Task directions ->
The entries below must be copied exactly as they are.

Records shown ->
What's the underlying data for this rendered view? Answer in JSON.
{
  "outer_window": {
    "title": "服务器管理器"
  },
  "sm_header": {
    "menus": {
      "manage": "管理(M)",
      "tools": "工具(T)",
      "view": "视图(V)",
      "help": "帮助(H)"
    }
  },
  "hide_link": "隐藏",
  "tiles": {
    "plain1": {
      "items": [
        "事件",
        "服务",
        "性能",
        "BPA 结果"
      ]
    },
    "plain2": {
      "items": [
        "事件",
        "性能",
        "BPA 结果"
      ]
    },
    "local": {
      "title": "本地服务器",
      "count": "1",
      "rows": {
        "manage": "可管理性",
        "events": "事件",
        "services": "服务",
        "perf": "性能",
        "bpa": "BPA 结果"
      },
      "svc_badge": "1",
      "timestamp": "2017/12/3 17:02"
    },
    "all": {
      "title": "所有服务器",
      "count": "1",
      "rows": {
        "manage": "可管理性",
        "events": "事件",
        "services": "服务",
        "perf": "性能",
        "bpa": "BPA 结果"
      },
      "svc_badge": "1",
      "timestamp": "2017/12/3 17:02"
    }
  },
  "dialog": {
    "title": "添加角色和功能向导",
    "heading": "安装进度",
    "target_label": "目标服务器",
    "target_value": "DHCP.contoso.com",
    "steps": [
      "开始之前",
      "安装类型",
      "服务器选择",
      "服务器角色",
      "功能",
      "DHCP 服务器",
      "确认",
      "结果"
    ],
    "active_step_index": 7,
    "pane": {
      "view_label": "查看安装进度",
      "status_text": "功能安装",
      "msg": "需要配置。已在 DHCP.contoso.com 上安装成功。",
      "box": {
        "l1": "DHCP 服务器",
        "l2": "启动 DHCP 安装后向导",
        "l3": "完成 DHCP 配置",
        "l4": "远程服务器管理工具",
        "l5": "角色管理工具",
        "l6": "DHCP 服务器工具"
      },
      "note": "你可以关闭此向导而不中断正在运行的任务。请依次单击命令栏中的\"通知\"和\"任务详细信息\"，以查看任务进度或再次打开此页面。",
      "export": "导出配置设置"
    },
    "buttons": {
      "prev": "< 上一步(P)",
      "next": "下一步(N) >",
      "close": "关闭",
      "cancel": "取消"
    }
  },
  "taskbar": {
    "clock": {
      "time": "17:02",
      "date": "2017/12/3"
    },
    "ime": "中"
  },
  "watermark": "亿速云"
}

Answer section ->
What's the underlying data for this rendered view? Answer in JSON.
{
  "outer_window": {
    "title": "服务器管理器"
  },
  "sm_header": {
    "menus": {
      "manage": "管理(M)",
      "tools": "工具(T)",
      "view": "视图(V)",
      "help": "帮助(H)"
    }
  },
  "hide_link": "隐藏",
  "tiles": {
    "plain1": {
      "items": [
        "事件",
        "服务",
        "性能",
        "BPA 结果"
      ]
    },
    "plain2": {
      "items": [
        "事件",
        "性能",
        "BPA 结果"
      ]
    },
    "local": {
      "title": "本地服务器",
      "count": "1",
      "rows": {
        "manage": "可管理性",
        "events": "事件",
        "services": "服务",
        "perf": "性能",
        "bpa": "BPA 结果"
      },
      "svc_badge": "1",
      "timestamp": "2017/12/3 17:02"
    },
    "all": {
      "title": "所有服务器",
      "count": "1",
      "rows": {
        "manage": "可管理性",
        "events": "事件",
        "services": "服务",
        "perf": "性能",
        "bpa": "BPA 结果"
      },
      "svc_badge": "1",
      "timestamp": "2017/12/3 17:02"
    }
  },
  "dialog": {
    "title": "添加角色和功能向导",
    "heading": "安装进度",
    "target_label": "目标服务器",
    "target_value": "DHCP.contoso.com",
    "steps": [
      "开始之前",
      "安装类型",
      "服务器选择",
      "服务器角色",
      "功能",
      "DHCP 服务器",
      "确认",
      "结果"
    ],
    "active_step_index": 7,
    "pane": {
      "view_label": "查看安装进度",
      "status_text": "功能安装",
      "msg": "需要配置。已在 DHCP.contoso.com 上安装成功。",
      "box": {
        "l1": "DHCP 服务器",
        "l2": "启动 DHCP 安装后向导",
        "l3": "完成 DHCP 配置",
        "l4": "远程服务器管理工具",
        "l5": "角色管理工具",
        "l6": "DHCP 服务器工具"
      },
      "note": "你可以关闭此向导而不中断正在运行的任务。请依次单击命令栏中的\"通知\"和\"任务详细信息\"，以查看任务进度或再次打开此页面。",
      "export": "导出配置设置"
    },
    "buttons": {
      "prev": "< 上一步(P)",
      "next": "下一步(N) >",
      "close": "关闭",
      "cancel": "取消"
    }
  },
  "taskbar": {
    "clock": {
      "time": "17:02",
      "date": "2017/12/3"
    },
    "ime": "中"
  },
  "watermark": "亿速云"
}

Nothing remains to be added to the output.